4. Be mindful of your expectations of your children, and consider whether they are truly in your children’s best interests. Also, be aware of how you communicate those expectations and how they affect your children.

5. Practice altruism, putting the needs of your children above your own whenever possible. Then see if there isn’t some common ground where your needs can also be met. You may be surprised at how much overlap is possible, especially if you are patient and strive for balance.

6. When you feel lost, or at a loss, remember to stand still. Meditate on the whole by bringing your full attention to the situation, to your child, to yourself, to the family. In doing so, you may go beyond thinking and perceive intuitively, with the whole of your being, what really needs to be done.

7. Try embodying silent presence. Listen carefully.

8. Learn to live with tension without losing your own balance. Practice moving into any moment, however difficult, without trying to change anything and without having to have a particular outcome occur. See what is “workable” if you are willing to trust your intuition and best instincts.

9. Apologize to your child when you have betrayed a trust in even a little way. Apologies are healing, and they demonstrate that you see a situation more clearly, or more from your child’s point of view. But “I’m sorry” loses its meaning if we are always saying it, or if we make regret a habit.

10. Every child is special, and every child has special needs. Each sees in an entirely unique way. Hold an image of each child in your heart. Drink in their being, wishing them well.

11. There are very important times when we need to practice being clear and strong and unequivocal with our children. Let this come as much as possible out of awareness and generosity and discernment, rather than out of fear, self-righteousness, or the desire to control. Mindful parenting does not mean being overindulgent, neglectful, or weak; nor does it mean being rigid and controlling.

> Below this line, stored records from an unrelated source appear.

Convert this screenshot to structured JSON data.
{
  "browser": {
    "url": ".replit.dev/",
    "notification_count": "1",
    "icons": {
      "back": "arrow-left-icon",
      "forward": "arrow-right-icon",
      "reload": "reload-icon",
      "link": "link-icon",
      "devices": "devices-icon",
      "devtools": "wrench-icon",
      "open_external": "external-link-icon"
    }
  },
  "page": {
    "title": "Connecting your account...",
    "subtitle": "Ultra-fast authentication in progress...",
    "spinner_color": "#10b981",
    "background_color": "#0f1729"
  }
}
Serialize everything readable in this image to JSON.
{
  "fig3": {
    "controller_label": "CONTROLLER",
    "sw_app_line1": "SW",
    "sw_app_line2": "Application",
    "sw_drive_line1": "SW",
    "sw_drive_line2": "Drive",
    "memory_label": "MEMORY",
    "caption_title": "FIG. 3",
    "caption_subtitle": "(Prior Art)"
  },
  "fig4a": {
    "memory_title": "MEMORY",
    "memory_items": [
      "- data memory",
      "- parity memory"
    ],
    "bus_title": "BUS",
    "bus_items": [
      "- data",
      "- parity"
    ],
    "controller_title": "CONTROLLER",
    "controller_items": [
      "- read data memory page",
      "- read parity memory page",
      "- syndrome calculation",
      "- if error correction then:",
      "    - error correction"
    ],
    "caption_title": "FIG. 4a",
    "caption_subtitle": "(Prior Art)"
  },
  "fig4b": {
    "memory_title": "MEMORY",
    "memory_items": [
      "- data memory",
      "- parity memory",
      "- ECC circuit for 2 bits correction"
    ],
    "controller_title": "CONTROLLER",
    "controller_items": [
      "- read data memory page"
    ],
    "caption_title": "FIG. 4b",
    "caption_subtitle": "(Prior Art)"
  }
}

12. The greatest gift you can give your child is your self. This means that part of your work as a parent is to keep growing in self-knowledge and in awareness. We have to be grounded in the present moment to share what is deepest and best in ourselves.

Jon and Myla Kabat-Zinn